• [INPUT DATA]:
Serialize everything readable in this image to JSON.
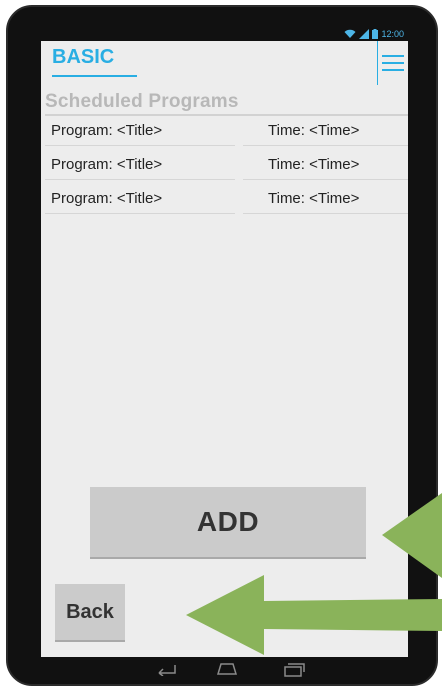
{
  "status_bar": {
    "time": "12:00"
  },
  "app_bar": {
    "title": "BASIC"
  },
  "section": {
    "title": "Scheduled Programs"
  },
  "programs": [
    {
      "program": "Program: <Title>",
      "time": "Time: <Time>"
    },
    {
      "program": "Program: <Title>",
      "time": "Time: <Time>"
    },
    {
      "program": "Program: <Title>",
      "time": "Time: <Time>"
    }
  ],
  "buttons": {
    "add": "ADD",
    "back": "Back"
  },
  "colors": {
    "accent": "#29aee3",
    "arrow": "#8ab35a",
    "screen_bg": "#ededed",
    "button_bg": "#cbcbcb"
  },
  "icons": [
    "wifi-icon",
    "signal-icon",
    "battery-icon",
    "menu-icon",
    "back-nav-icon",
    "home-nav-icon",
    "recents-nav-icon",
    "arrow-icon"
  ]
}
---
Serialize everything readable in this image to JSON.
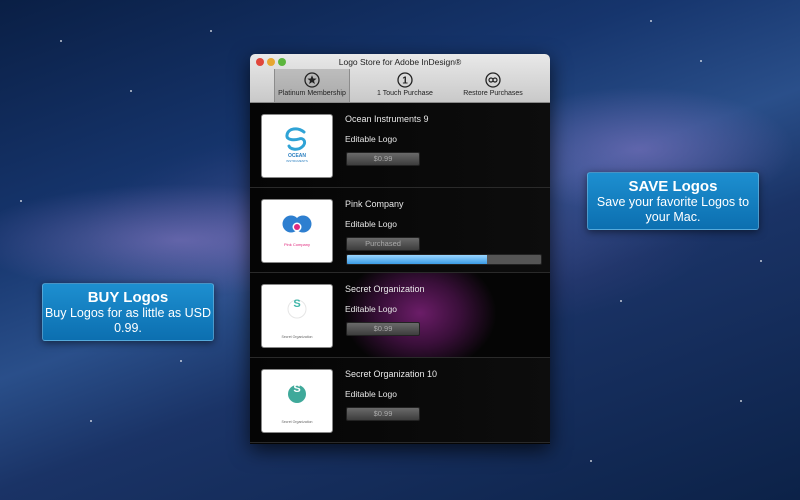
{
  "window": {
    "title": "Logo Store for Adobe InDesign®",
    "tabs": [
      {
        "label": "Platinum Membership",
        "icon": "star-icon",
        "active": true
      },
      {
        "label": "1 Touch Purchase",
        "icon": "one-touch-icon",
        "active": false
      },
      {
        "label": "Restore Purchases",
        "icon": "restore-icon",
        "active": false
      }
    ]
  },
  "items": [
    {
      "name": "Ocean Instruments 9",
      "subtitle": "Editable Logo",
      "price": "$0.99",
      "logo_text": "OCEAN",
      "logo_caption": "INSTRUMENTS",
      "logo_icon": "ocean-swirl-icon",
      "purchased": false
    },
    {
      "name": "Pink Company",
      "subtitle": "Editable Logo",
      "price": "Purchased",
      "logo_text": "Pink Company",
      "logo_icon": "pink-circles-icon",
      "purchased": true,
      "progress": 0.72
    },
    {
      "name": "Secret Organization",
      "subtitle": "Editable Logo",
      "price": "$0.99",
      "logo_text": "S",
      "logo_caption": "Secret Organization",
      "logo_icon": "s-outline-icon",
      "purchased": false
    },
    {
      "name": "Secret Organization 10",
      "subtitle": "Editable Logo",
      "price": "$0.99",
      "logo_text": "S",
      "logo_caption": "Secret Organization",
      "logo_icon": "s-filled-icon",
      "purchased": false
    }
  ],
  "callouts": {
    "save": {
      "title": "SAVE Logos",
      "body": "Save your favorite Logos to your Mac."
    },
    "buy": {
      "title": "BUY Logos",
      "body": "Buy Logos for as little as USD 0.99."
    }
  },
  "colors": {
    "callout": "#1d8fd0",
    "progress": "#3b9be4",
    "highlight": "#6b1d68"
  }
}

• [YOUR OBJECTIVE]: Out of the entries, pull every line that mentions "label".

• [COMPLETED TASK]:
        "label": "Platinum Membership",
        "label": "1 Touch Purchase",
        "label": "Restore Purchases",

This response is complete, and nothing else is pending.